05-05-2013 06:42 AM - edited 05-05-2013 07:04 AM
thank you for your answer ,I already have the CPL, i's all clear now, I need to do some tests before buying any fader ND filter. all the best,
PS: I.ve found this in the fader ND description :
"It may not be suitable for wide angle lens <24mm,35mm film format equivalent."
Perhaps there could appear vignette problems or other unwanted image side effects (?!).I have a 16-35mm as I've mentioned .do you think that using a fader ND like this could be a problem ? Thanks,
05-06-2013 11:44 AM
05-06-2013 12:29 PM - edited 05-06-2013 12:30 PM
Here's some interesting info and tests on CPLs, thickness and stacking:

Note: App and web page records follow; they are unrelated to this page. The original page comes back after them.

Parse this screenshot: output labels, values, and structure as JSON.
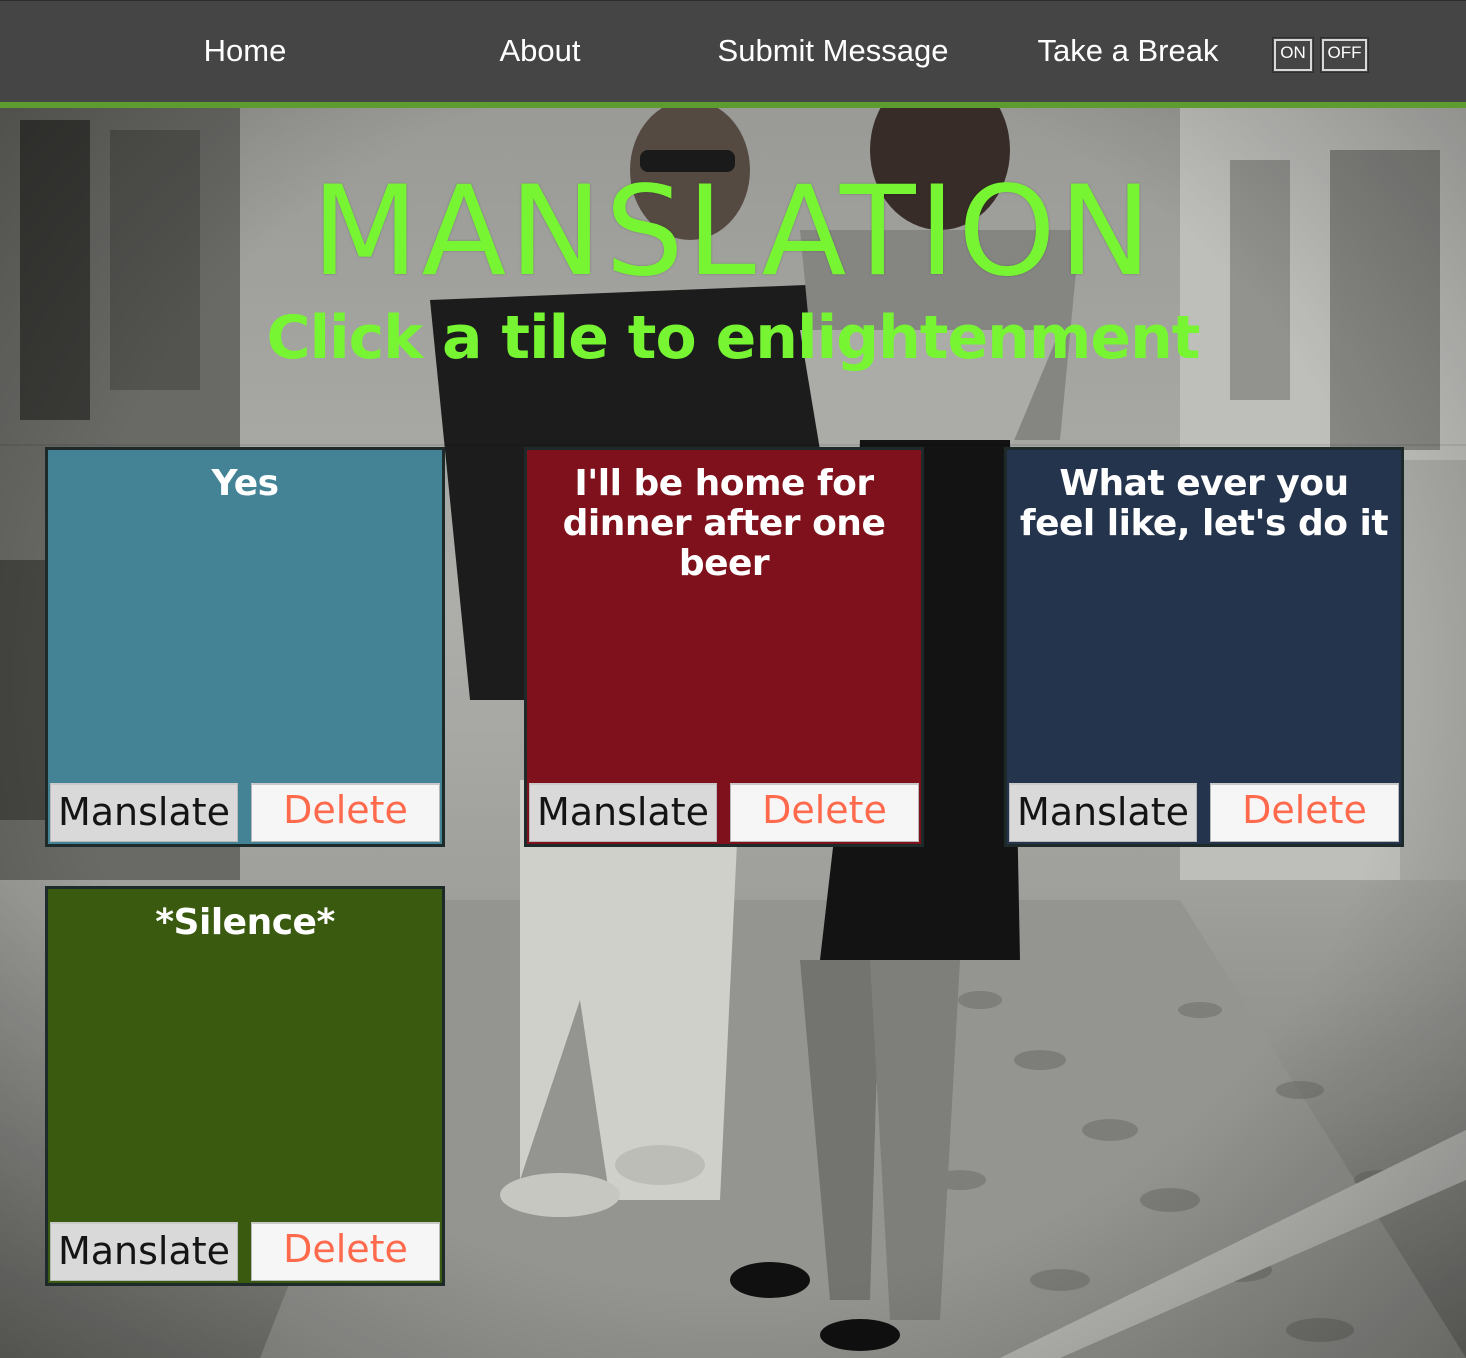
{
  "nav": {
    "links": [
      {
        "label": "Home"
      },
      {
        "label": "About"
      },
      {
        "label": "Submit Message"
      },
      {
        "label": "Take a Break"
      }
    ],
    "toggle_on": "ON",
    "toggle_off": "OFF",
    "accent_color": "#5f9c30"
  },
  "hero": {
    "title": "MANSLATION",
    "subtitle": "Click a tile to enlightenment",
    "text_color": "#77f533"
  },
  "tiles": [
    {
      "text": "Yes",
      "color": "#448396",
      "manslate_label": "Manslate",
      "delete_label": "Delete"
    },
    {
      "text": "I'll be home for dinner after one beer",
      "color": "#7e111b",
      "manslate_label": "Manslate",
      "delete_label": "Delete"
    },
    {
      "text": "What ever you feel like, let's do it",
      "color": "#25344d",
      "manslate_label": "Manslate",
      "delete_label": "Delete"
    },
    {
      "text": "*Silence*",
      "color": "#3a5a10",
      "manslate_label": "Manslate",
      "delete_label": "Delete"
    }
  ]
}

My personal experience is, I use a slim B&W CPL on my 16-35, I have no vignetting at 16mm wide open as expected, I've never stacked filters so I can't comment on that.
05-15-2013 01:00 AM
If you are NOT using auto focus, you can stack two Linear Polarizers, and when rotated 90 degrees to each other will create a complete blackout. So between 0 degrees and 90 degrees, you have a completely variable ND filter. Don't take my word for it, get yerself some REALD 3D glasses (2 pairs) put them face to face. Rotate one side, and you will see a complete blackout with variation in between. http://www.reald.com/
The way the RealD 3D glasses work is that each lens is polarized 90 degrees to the other. The two projectors have corresponding filters over their lenses. Your eyes see it and your brain does the rest...combines the two images. All you are doing for the variable ND filter is stacking the linear polarizing filters. I repeat: your autofocus will not work with this. You'll most likely have to do manual focus.